Twenty-two years after the September 11 attacks, the threat of jihadist terror is not a major concern for most Americans. But it has not gone away. Noah Rothman examines the ongoing dangers of al-Qaeda and other groups based Afghanistan—despite the White House’s insistence that they are not a serious cause for concern. He then turns to a larger problem:
A lot has changed since 9/11. The West has developed a robust counterterrorism apparatus, which has proven proficient at intercepting communications and signals intelligence regarding potential plots and interdicting them either directly or via a global network of state partners. But those capabilities are eroding. Afghanistan has once again become a permissive environment in which terrorist groups operate openly, recruit and train operatives directly, and plot extensively.
Moreover, a sense of complacency has descended over lawmakers in Washington. . . . A similar complacency is evident in the political landscape to which American lawmakers are uniquely attuned. One representative essay published in the Washington Post last week by Jessica Petrow-Cohen, whose formative early-childhood experiences were forged in the wake of 9/11, maintained that the fears of terrorism she grew up with “were valid but misplaced.” The real, acute threats weren’t Islamist radicals bent on mayhem and murder, she argued, but the “environmental toxins released during and after the World Trade Center attacks” and the domestic officials who failed to mitigate that menace.

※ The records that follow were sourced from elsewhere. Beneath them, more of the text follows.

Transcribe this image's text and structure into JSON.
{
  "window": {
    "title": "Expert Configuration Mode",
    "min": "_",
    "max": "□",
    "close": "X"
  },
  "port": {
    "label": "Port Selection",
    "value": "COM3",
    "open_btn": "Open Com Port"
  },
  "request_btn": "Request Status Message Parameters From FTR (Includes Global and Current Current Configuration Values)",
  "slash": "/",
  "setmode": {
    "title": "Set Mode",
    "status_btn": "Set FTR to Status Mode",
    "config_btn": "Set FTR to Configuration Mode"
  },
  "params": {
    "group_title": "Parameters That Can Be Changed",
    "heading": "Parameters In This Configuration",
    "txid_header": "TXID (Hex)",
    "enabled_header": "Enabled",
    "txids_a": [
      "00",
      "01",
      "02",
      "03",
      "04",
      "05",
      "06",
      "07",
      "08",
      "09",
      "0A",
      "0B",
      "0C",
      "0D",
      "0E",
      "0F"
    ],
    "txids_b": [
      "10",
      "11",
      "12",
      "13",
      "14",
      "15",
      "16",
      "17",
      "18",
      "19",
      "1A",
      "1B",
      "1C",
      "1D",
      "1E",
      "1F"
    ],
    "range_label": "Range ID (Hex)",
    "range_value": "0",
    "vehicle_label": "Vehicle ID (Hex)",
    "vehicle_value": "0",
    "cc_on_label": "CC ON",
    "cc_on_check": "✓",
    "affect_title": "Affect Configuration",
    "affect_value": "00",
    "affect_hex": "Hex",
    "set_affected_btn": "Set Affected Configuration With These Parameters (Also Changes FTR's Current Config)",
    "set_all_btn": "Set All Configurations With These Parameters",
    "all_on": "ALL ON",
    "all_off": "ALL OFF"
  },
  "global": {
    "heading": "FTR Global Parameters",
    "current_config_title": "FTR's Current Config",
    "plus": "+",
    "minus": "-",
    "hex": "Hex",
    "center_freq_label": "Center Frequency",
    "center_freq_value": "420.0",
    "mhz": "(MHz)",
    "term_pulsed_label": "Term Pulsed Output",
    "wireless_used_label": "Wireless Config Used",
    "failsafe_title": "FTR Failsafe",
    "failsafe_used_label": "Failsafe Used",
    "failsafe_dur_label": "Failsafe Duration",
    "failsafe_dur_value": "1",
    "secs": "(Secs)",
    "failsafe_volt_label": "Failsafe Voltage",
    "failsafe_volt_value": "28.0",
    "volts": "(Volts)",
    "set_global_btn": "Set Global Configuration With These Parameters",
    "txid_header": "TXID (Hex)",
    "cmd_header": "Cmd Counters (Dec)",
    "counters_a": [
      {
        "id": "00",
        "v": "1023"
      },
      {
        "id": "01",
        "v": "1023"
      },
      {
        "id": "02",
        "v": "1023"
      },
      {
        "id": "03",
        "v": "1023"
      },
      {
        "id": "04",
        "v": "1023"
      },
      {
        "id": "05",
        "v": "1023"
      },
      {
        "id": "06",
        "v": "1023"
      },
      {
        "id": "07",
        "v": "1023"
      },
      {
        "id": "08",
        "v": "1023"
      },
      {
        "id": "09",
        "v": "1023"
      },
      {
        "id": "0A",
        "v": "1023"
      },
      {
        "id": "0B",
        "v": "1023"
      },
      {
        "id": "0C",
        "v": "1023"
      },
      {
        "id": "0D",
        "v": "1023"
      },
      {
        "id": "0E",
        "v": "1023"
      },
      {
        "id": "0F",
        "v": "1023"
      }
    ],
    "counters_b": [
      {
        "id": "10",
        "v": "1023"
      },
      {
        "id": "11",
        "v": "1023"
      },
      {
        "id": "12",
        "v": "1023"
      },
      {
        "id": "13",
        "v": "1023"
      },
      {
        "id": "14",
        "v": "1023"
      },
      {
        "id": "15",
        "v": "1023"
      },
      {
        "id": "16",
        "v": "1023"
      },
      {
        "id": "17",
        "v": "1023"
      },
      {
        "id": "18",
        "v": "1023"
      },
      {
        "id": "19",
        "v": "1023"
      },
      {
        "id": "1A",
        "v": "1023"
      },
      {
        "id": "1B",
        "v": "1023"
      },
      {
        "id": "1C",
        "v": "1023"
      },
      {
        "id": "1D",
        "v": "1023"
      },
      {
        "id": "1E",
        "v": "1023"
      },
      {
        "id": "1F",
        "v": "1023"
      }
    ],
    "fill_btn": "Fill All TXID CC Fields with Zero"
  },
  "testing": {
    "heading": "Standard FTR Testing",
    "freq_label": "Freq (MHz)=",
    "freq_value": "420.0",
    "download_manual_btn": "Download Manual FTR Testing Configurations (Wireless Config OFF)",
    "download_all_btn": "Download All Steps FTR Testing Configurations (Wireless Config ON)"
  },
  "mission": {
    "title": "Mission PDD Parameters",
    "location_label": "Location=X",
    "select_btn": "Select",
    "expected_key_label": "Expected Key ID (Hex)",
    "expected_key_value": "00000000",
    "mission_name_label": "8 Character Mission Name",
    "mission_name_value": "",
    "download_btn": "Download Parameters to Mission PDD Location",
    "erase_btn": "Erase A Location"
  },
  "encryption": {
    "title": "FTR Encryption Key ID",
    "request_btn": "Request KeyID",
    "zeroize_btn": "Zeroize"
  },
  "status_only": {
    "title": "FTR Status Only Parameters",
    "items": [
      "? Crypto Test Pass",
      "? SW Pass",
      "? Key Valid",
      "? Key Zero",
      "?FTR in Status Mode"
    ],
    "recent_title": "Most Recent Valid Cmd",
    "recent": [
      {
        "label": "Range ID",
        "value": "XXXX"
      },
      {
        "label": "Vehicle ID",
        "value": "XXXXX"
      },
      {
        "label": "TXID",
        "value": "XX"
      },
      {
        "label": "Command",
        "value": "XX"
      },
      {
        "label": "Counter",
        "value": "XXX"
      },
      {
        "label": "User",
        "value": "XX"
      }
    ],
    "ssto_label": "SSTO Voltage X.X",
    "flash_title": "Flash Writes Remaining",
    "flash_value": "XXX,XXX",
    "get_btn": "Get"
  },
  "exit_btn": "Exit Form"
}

That would be a comfort, but the global terrorist threat has not degraded all on its own. It has been degraded actively and only as a result of persistent effort. We have become adept at detecting terrorist plots, good at interdicting them, and very lucky in the pursuit of both objectives. “There’s no such thing as perfect security,” George W. Bush said in 9/11’s wake. “To attack us, the terrorists only have to be right once. To stop them, we need to be right 100 percent of the time.” The Islamist terrorist threat hasn’t receded so much as we have grown fatigued with the obligations associated with defending against it. Our enemies are not above exploiting our exhaustion.